Excerpts from an interface dataset
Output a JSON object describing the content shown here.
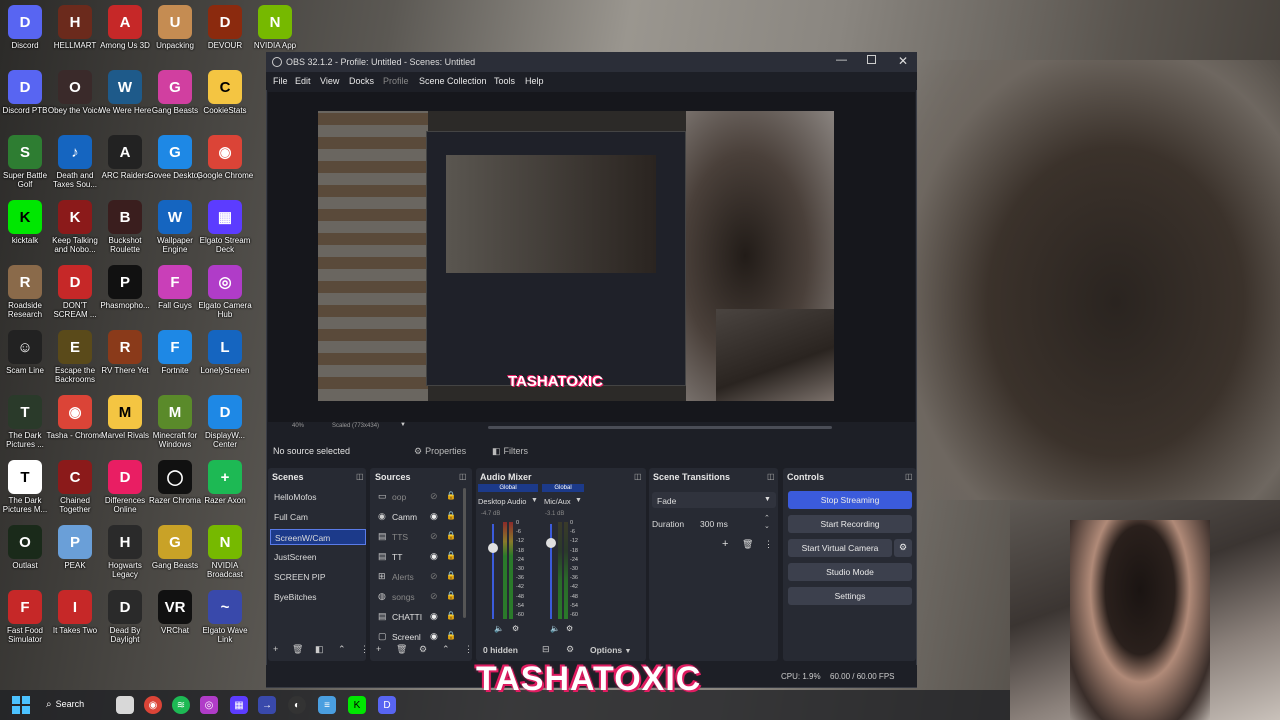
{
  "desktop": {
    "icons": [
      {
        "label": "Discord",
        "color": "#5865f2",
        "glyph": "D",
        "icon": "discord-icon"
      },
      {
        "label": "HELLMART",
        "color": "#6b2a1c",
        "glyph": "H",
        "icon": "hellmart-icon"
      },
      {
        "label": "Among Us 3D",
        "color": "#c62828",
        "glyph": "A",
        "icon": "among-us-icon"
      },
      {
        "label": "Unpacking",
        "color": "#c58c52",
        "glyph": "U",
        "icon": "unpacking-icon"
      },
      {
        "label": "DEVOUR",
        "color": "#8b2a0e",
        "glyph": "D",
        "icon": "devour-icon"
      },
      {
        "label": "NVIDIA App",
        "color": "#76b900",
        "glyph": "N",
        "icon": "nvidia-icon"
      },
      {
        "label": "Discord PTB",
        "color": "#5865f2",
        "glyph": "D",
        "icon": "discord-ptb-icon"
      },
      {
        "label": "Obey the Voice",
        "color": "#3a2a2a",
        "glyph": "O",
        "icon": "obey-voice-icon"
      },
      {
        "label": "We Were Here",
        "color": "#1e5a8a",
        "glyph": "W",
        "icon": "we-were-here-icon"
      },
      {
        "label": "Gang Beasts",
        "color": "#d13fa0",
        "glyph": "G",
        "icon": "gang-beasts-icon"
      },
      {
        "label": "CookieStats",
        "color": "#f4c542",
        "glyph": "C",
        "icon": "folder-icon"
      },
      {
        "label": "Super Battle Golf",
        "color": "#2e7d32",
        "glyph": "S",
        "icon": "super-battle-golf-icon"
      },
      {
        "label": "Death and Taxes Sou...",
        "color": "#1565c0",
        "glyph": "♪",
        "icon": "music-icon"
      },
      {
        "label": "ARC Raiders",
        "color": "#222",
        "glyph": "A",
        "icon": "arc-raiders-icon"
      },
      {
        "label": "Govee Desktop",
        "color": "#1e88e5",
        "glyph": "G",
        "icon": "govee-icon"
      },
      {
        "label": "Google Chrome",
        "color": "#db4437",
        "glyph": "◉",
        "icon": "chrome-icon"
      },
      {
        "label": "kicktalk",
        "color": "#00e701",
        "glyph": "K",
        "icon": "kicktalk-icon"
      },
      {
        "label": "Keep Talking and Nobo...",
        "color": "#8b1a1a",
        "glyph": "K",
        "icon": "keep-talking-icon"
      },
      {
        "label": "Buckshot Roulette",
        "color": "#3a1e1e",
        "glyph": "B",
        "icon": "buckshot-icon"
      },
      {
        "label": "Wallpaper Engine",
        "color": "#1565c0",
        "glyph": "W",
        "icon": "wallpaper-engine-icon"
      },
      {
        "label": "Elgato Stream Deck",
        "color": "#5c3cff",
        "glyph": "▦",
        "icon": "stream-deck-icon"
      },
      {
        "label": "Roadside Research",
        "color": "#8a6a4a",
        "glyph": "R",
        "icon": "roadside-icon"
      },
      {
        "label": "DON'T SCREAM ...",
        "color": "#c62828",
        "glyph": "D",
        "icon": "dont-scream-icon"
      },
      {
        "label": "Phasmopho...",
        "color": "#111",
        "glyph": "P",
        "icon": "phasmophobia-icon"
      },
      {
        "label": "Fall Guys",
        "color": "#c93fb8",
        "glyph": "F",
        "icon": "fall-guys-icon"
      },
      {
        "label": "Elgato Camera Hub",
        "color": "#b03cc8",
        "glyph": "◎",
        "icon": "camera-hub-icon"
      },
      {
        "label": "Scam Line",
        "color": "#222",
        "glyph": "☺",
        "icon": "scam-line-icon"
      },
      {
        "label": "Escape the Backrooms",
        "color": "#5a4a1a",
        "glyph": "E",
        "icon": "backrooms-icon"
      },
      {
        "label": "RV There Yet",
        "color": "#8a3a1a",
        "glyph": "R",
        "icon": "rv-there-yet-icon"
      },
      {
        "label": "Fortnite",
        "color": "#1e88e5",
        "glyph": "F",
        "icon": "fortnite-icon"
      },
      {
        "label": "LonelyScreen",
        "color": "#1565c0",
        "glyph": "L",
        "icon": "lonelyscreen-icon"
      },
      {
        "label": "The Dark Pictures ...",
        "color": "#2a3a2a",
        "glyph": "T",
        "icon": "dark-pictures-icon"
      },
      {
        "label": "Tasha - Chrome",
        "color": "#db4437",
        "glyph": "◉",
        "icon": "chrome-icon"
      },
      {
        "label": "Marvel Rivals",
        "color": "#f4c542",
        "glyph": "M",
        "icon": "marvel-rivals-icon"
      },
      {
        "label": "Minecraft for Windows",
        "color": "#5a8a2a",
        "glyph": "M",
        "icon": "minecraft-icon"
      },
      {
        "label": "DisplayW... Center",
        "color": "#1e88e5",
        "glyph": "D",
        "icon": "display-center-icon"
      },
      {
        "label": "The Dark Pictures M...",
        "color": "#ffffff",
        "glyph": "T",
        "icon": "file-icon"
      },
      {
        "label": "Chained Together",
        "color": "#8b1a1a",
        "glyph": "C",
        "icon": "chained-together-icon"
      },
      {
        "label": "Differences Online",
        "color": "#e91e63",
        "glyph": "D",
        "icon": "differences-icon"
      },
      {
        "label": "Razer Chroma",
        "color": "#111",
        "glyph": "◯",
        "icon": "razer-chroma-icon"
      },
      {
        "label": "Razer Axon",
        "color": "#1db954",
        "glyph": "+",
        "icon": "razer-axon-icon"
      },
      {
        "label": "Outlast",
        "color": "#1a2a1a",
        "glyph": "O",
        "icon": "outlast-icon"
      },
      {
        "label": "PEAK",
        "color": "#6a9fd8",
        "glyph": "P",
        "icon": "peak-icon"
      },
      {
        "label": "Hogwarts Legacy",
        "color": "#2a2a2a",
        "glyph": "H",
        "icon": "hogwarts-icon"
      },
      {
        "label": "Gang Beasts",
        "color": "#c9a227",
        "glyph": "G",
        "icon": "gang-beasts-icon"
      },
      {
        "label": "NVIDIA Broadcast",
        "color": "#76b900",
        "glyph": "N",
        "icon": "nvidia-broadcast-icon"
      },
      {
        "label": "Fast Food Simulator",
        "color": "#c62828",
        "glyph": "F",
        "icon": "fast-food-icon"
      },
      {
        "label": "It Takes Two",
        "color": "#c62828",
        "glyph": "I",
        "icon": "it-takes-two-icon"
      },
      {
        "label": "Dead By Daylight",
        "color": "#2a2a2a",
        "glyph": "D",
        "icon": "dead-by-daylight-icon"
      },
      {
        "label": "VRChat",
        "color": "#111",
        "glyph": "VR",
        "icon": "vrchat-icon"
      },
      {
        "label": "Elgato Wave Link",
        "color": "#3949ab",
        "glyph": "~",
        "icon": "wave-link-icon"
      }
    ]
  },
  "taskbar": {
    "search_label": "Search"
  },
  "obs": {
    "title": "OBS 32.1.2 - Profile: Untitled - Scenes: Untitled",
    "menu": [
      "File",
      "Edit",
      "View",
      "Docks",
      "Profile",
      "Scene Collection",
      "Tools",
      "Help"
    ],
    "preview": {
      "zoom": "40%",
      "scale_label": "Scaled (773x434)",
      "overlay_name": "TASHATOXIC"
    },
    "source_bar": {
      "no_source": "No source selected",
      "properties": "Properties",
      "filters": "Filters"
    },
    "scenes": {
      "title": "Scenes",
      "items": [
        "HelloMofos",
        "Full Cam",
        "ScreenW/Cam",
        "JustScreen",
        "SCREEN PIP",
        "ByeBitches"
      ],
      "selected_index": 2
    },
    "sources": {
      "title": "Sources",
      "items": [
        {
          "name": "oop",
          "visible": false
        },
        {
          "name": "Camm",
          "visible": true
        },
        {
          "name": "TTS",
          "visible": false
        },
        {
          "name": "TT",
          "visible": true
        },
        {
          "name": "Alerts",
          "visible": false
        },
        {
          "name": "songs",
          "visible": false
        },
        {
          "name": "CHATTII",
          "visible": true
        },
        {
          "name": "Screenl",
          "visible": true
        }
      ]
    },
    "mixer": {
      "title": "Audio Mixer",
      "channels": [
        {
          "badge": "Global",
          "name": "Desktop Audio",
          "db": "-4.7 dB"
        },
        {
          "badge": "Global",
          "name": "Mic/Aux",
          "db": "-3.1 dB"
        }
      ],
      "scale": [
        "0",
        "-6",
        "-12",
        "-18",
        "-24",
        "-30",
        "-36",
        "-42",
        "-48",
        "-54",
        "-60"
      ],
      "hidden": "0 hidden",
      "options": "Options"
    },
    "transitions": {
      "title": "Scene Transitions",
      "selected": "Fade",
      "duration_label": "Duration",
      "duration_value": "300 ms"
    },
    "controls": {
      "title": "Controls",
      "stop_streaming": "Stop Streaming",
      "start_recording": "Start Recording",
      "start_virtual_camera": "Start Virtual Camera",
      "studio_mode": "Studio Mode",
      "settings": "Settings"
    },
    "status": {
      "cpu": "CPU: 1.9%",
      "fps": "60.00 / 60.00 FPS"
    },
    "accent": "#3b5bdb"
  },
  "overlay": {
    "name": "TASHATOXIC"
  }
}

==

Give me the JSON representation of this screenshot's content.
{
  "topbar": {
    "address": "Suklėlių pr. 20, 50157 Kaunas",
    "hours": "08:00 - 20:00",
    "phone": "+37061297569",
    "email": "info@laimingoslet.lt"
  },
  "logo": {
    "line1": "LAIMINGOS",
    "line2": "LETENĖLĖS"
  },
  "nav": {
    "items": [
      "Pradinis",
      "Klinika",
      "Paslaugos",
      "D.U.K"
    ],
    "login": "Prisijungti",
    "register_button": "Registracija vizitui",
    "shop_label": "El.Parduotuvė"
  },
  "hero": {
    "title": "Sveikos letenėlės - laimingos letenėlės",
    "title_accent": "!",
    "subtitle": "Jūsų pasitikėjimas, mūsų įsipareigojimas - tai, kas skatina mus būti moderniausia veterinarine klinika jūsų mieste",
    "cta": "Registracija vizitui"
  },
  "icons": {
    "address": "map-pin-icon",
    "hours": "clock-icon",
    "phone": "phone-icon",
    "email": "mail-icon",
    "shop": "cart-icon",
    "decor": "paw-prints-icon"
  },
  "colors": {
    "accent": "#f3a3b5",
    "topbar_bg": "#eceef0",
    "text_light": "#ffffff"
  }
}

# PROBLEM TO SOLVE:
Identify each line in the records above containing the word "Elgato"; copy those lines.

# RESPONSE TO THIS EXERCISE:
        "label": "Elgato Stream Deck",
        "label": "Elgato Camera Hub",
        "label": "Elgato Wave Link",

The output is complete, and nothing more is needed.